-- Your assignment --
Could each record be restated word for word?

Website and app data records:
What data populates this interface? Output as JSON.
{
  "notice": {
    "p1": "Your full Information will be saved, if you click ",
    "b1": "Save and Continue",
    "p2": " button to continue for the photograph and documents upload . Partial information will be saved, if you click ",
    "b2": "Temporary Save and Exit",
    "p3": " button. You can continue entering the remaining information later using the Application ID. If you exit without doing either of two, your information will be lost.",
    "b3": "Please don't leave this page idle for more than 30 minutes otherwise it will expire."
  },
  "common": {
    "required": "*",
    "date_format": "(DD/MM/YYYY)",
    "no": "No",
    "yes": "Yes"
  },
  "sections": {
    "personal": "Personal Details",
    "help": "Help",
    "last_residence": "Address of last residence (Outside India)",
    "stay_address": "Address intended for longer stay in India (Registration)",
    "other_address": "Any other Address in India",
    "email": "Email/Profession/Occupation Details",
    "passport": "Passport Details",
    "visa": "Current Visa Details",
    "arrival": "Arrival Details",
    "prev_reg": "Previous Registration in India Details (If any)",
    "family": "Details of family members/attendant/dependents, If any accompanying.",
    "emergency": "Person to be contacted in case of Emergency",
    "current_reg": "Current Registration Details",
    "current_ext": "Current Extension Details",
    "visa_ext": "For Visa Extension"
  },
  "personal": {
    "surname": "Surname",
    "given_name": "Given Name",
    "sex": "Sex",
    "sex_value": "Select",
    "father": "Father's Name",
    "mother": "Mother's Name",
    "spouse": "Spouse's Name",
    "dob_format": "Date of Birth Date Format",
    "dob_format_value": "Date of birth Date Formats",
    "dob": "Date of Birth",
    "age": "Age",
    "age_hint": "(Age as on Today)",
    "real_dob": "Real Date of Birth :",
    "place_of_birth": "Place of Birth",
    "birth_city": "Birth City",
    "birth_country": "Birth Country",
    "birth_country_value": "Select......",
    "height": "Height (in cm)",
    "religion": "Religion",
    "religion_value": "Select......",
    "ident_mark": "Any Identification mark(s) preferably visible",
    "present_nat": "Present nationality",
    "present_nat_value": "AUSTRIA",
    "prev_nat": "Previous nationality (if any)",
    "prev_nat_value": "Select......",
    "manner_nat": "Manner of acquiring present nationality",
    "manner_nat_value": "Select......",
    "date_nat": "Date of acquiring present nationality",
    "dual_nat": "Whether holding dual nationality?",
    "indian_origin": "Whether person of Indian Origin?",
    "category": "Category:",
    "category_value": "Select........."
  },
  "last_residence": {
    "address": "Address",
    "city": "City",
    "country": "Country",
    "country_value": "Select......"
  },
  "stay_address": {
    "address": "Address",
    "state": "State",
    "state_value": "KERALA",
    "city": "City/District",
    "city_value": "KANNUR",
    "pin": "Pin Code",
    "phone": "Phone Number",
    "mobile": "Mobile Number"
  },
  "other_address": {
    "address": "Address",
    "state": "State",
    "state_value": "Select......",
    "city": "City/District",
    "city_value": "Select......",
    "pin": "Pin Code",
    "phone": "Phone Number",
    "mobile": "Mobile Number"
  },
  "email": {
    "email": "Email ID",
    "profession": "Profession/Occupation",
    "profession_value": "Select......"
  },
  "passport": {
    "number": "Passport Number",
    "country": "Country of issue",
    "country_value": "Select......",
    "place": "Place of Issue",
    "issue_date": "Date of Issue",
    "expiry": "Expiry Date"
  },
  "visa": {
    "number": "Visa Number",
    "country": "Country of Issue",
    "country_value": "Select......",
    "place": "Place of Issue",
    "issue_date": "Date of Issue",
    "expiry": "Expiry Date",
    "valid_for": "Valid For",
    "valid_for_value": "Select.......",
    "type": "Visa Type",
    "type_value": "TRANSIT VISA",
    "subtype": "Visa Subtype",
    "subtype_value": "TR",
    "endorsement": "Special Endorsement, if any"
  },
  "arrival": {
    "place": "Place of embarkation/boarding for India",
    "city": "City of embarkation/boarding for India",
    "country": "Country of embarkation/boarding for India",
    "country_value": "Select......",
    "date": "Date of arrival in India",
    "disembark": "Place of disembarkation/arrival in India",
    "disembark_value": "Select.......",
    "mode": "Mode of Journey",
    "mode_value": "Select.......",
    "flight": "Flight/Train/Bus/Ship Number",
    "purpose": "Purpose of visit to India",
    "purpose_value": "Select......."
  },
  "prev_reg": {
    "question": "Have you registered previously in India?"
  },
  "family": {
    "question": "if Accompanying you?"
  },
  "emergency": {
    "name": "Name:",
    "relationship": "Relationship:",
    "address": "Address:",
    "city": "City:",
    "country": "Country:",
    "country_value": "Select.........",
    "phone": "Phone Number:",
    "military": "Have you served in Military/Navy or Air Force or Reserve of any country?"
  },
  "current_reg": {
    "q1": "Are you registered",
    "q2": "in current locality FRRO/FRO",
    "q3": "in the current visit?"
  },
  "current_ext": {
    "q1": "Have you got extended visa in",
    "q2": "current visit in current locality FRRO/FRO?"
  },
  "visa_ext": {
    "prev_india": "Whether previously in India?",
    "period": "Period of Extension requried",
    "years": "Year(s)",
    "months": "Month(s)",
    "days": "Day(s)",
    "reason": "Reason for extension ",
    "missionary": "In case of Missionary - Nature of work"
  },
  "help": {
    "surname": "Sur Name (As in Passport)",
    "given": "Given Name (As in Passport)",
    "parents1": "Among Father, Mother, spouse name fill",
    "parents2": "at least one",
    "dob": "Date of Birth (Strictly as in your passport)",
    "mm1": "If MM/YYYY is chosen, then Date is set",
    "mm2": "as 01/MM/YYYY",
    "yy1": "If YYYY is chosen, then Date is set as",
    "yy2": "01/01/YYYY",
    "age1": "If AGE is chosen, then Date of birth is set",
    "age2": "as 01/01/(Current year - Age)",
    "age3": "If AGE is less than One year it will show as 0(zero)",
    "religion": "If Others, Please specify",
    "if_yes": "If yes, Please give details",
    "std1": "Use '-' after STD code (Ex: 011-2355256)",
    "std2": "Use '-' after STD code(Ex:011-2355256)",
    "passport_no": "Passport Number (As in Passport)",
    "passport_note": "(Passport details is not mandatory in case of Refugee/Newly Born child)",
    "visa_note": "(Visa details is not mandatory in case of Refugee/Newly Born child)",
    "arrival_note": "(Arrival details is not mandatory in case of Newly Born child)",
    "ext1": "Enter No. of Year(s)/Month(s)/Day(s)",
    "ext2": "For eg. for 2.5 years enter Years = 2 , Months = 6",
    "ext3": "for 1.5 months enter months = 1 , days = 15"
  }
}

-- Solution to this problem --
What data populates this interface? Output as JSON.
{
  "notice": {
    "p1": "Your full Information will be saved, if you click ",
    "b1": "Save and Continue",
    "p2": " button to continue for the photograph and documents upload . Partial information will be saved, if you click ",
    "b2": "Temporary Save and Exit",
    "p3": " button. You can continue entering the remaining information later using the Application ID. If you exit without doing either of two, your information will be lost.",
    "b3": "Please don't leave this page idle for more than 30 minutes otherwise it will expire."
  },
  "common": {
    "required": "*",
    "date_format": "(DD/MM/YYYY)",
    "no": "No",
    "yes": "Yes"
  },
  "sections": {
    "personal": "Personal Details",
    "help": "Help",
    "last_residence": "Address of last residence (Outside India)",
    "stay_address": "Address intended for longer stay in India (Registration)",
    "other_address": "Any other Address in India",
    "email": "Email/Profession/Occupation Details",
    "passport": "Passport Details",
    "visa": "Current Visa Details",
    "arrival": "Arrival Details",
    "prev_reg": "Previous Registration in India Details (If any)",
    "family": "Details of family members/attendant/dependents, If any accompanying.",
    "emergency": "Person to be contacted in case of Emergency",
    "current_reg": "Current Registration Details",
    "current_ext": "Current Extension Details",
    "visa_ext": "For Visa Extension"
  },
  "personal": {
    "surname": "Surname",
    "given_name": "Given Name",
    "sex": "Sex",
    "sex_value": "Select",
    "father": "Father's Name",
    "mother": "Mother's Name",
    "spouse": "Spouse's Name",
    "dob_format": "Date of Birth Date Format",
    "dob_format_value": "Date of birth Date Formats",
    "dob": "Date of Birth",
    "age": "Age",
    "age_hint": "(Age as on Today)",
    "real_dob": "Real Date of Birth :",
    "place_of_birth": "Place of Birth",
    "birth_city": "Birth City",
    "birth_country": "Birth Country",
    "birth_country_value": "Select......",
    "height": "Height (in cm)",
    "religion": "Religion",
    "religion_value": "Select......",
    "ident_mark": "Any Identification mark(s) preferably visible",
    "present_nat": "Present nationality",
    "present_nat_value": "AUSTRIA",
    "prev_nat": "Previous nationality (if any)",
    "prev_nat_value": "Select......",
    "manner_nat": "Manner of acquiring present nationality",
    "manner_nat_value": "Select......",
    "date_nat": "Date of acquiring present nationality",
    "dual_nat": "Whether holding dual nationality?",
    "indian_origin": "Whether person of Indian Origin?",
    "category": "Category:",
    "category_value": "Select........."
  },
  "last_residence": {
    "address": "Address",
    "city": "City",
    "country": "Country",
    "country_value": "Select......"
  },
  "stay_address": {
    "address": "Address",
    "state": "State",
    "state_value": "KERALA",
    "city": "City/District",
    "city_value": "KANNUR",
    "pin": "Pin Code",
    "phone": "Phone Number",
    "mobile": "Mobile Number"
  },
  "other_address": {
    "address": "Address",
    "state": "State",
    "state_value": "Select......",
    "city": "City/District",
    "city_value": "Select......",
    "pin": "Pin Code",
    "phone": "Phone Number",
    "mobile": "Mobile Number"
  },
  "email": {
    "email": "Email ID",
    "profession": "Profession/Occupation",
    "profession_value": "Select......"
  },
  "passport": {
    "number": "Passport Number",
    "country": "Country of issue",
    "country_value": "Select......",
    "place": "Place of Issue",
    "issue_date": "Date of Issue",
    "expiry": "Expiry Date"
  },
  "visa": {
    "number": "Visa Number",
    "country": "Country of Issue",
    "country_value": "Select......",
    "place": "Place of Issue",
    "issue_date": "Date of Issue",
    "expiry": "Expiry Date",
    "valid_for": "Valid For",
    "valid_for_value": "Select.......",
    "type": "Visa Type",
    "type_value": "TRANSIT VISA",
    "subtype": "Visa Subtype",
    "subtype_value": "TR",
    "endorsement": "Special Endorsement, if any"
  },
  "arrival": {
    "place": "Place of embarkation/boarding for India",
    "city": "City of embarkation/boarding for India",
    "country": "Country of embarkation/boarding for India",
    "country_value": "Select......",
    "date": "Date of arrival in India",
    "disembark": "Place of disembarkation/arrival in India",
    "disembark_value": "Select.......",
    "mode": "Mode of Journey",
    "mode_value": "Select.......",
    "flight": "Flight/Train/Bus/Ship Number",
    "purpose": "Purpose of visit to India",
    "purpose_value": "Select......."
  },
  "prev_reg": {
    "question": "Have you registered previously in India?"
  },
  "family": {
    "question": "if Accompanying you?"
  },
  "emergency": {
    "name": "Name:",
    "relationship": "Relationship:",
    "address": "Address:",
    "city": "City:",
    "country": "Country:",
    "country_value": "Select.........",
    "phone": "Phone Number:",
    "military": "Have you served in Military/Navy or Air Force or Reserve of any country?"
  },
  "current_reg": {
    "q1": "Are you registered",
    "q2": "in current locality FRRO/FRO",
    "q3": "in the current visit?"
  },
  "current_ext": {
    "q1": "Have you got extended visa in",
    "q2": "current visit in current locality FRRO/FRO?"
  },
  "visa_ext": {
    "prev_india": "Whether previously in India?",
    "period": "Period of Extension requried",
    "years": "Year(s)",
    "months": "Month(s)",
    "days": "Day(s)",
    "reason": "Reason for extension ",
    "missionary": "In case of Missionary - Nature of work"
  },
  "help": {
    "surname": "Sur Name (As in Passport)",
    "given": "Given Name (As in Passport)",
    "parents1": "Among Father, Mother, spouse name fill",
    "parents2": "at least one",
    "dob": "Date of Birth (Strictly as in your passport)",
    "mm1": "If MM/YYYY is chosen, then Date is set",
    "mm2": "as 01/MM/YYYY",
    "yy1": "If YYYY is chosen, then Date is set as",
    "yy2": "01/01/YYYY",
    "age1": "If AGE is chosen, then Date of birth is set",
    "age2": "as 01/01/(Current year - Age)",
    "age3": "If AGE is less than One year it will show as 0(zero)",
    "religion": "If Others, Please specify",
    "if_yes": "If yes, Please give details",
    "std1": "Use '-' after STD code (Ex: 011-2355256)",
    "std2": "Use '-' after STD code(Ex:011-2355256)",
    "passport_no": "Passport Number (As in Passport)",
    "passport_note": "(Passport details is not mandatory in case of Refugee/Newly Born child)",
    "visa_note": "(Visa details is not mandatory in case of Refugee/Newly Born child)",
    "arrival_note": "(Arrival details is not mandatory in case of Newly Born child)",
    "ext1": "Enter No. of Year(s)/Month(s)/Day(s)",
    "ext2": "For eg. for 2.5 years enter Years = 2 , Months = 6",
    "ext3": "for 1.5 months enter months = 1 , days = 15"
  }
}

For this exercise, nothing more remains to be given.